, ,

Wisconsin has lost 10 percent of its farms since 2017

Wisconsin had 58,521 farms in 2022, and has lost 30 percent of its dairies

Cows eating
Dairy cows eating at the Dairy Innovation Hub at Pioneer Farms at the UW–Platteville in Platteville, Wis., on Sept. 12, 2022. Althea Dotzour/ UW–Madison

While Wisconsin remains an agricultural powerhouse, the number of farms has decreased greatly in recent years. 

Wisconsin lost 10 percent of its farms and 30 percent of its dairy farms in a five-year period, according to 2022 data from the U.S. Department of Agriculture released last week. 

The latest census tracks changes between 2017 and 2022. The data shows Wisconsin’s remaining farms have more land, higher profits and larger herds. 

Stay informed on the latest news

Sign up for WPR’s email newsletter.

This field is for validation purposes and should be left unchanged.

“Some farms have closed their doors, some farms have consolidated, some farms are getting larger. Those are all things that we’ve seen as trends,” said Jason Mugnaini, executive director of governmental relations for the Wisconsin Farm Bureau Federation.

“But there’s definitely some bright spots in terms of the resilience of farmers and their ability to adapt to changing times,” he said. 

Wisconsin’s agricultural products had a market value of nearly $16.7 billion in 2022, ranking 10th in the nation. That’s up from $11.4 billion in 2017. 

Wisconsin had 58,521 farms in 2022, down nearly 10 percent from 2017. There were 6,216 dairy farms, down from about 9,000 in 2017. 

The average farm size was 236 acres in 2022, the largest in more than two decades. 

Dairy Business Association CEO Tim Trotter said that kind of consolidation is occurring in many industries. 

“People are looking for efficiencies… They know that if they want to be in business, they have to lower their cost,” he said. “So one way of doing that is scaling your business to be a little bit larger than what maybe what your father had.”

Julie Keown-Bomar is the executive director of the Wisconsin Farmers Union. She said consolidation in farming has been happening for decades, and is the result of policy choices. 

“The Farm Bill started to shift dramatically in the 1980s, supporting larger, bigger-is-better kinds of strategies.
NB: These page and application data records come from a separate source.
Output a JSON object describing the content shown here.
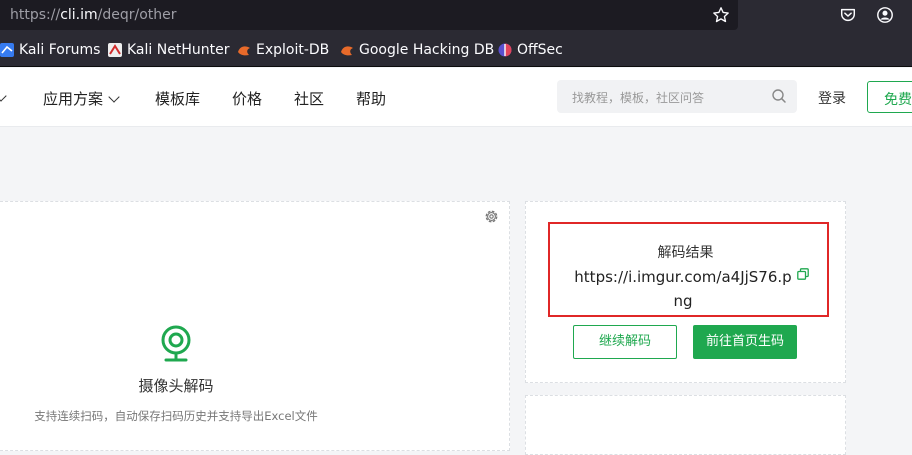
{
  "browser": {
    "url_scheme": "https://",
    "url_host": "cli.im",
    "url_path": "/deqr/other",
    "bookmarks": [
      {
        "label": "Kali Forums",
        "icon": "kali-dragon-icon"
      },
      {
        "label": "Kali NetHunter",
        "icon": "kali-nethunter-icon"
      },
      {
        "label": "Exploit-DB",
        "icon": "exploit-db-icon"
      },
      {
        "label": "Google Hacking DB",
        "icon": "google-hacking-db-icon"
      },
      {
        "label": "OffSec",
        "icon": "offsec-icon"
      }
    ]
  },
  "nav": {
    "solutions": "应用方案",
    "templates": "模板库",
    "pricing": "价格",
    "community": "社区",
    "help": "帮助",
    "search_placeholder": "找教程，模板，社区问答",
    "login": "登录",
    "free_signup": "免费"
  },
  "camera_panel": {
    "title": "摄像头解码",
    "description": "支持连续扫码，自动保存扫码历史并支持导出Excel文件"
  },
  "result_panel": {
    "title": "解码结果",
    "url": "https://i.imgur.com/a4JjS76.png",
    "continue_button": "继续解码",
    "goto_button": "前往首页生码"
  },
  "colors": {
    "brand_green": "#1fa84f",
    "highlight_red": "#e02727",
    "browser_dark": "#2b2a33"
  }
}
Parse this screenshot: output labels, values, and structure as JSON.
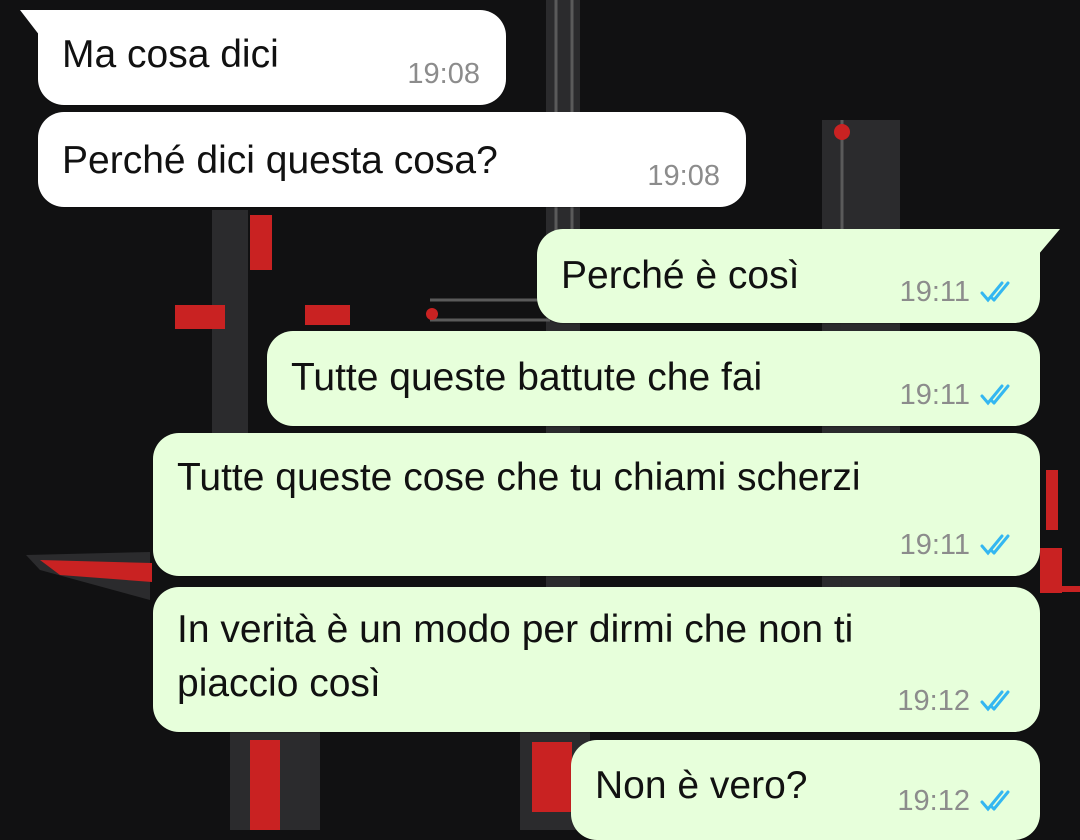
{
  "colors": {
    "incoming_bubble": "#ffffff",
    "outgoing_bubble": "#e7ffdb",
    "read_check": "#34b7f1",
    "timestamp": "#8c8c8c",
    "wallpaper_dark": "#111112",
    "wallpaper_red": "#c92222"
  },
  "messages": [
    {
      "direction": "incoming",
      "text": "Ma cosa dici",
      "time": "19:08"
    },
    {
      "direction": "incoming",
      "text": "Perché dici questa cosa?",
      "time": "19:08"
    },
    {
      "direction": "outgoing",
      "text": "Perché è così",
      "time": "19:11",
      "status_icon": "double-check-icon"
    },
    {
      "direction": "outgoing",
      "text": "Tutte queste battute che fai",
      "time": "19:11",
      "status_icon": "double-check-icon"
    },
    {
      "direction": "outgoing",
      "text": "Tutte queste cose che tu chiami scherzi",
      "time": "19:11",
      "status_icon": "double-check-icon"
    },
    {
      "direction": "outgoing",
      "text": "In verità è un modo per dirmi che non ti\npiaccio così",
      "time": "19:12",
      "status_icon": "double-check-icon"
    },
    {
      "direction": "outgoing",
      "text": "Non è vero?",
      "time": "19:12",
      "status_icon": "double-check-icon"
    }
  ]
}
And now we’re seeing the results of that,” she said. 

Wisconsin saw a bump in new, younger farmers 

The average age of a farmer increased slightly from 56 to 56.7 years old, according to the census. 

But Wisconsin saw an increase of 16 percent among new or beginning farmers — those who have been farming a decade or less — since 2017. 

“I think the takeaway here is: How do we get more young people involved in farming? How do we provide a pathway and an opportunity?” Trotter said. 

He said the costs of starting a farm make it difficult for new people to enter the industry. 

“Farming is very capital intensive, you know. You just don’t go to a local bank and borrow $4 million with a signature,” he said. 

Nationally, 58 percent of all farms had a female decision-maker in 2022. In Wisconsin, the number of female farmers declined slightly from 2017. It had increased between 2012 and 2017 partly because of a change in the way the census counted demographics

In 2022, more than 99 percent of Wisconsin farmers were white. 

“Right now, the scales are so big that (farming is ) really out of reach for many people who are interested,” Keown-Bomar said.  

“I see people every single day that want to farm, including a lot more people of color and women who want to own their own farm and operate it,” she continued. “We just have to really create pathways for that to happen. And right now, we’re making it unreachable.”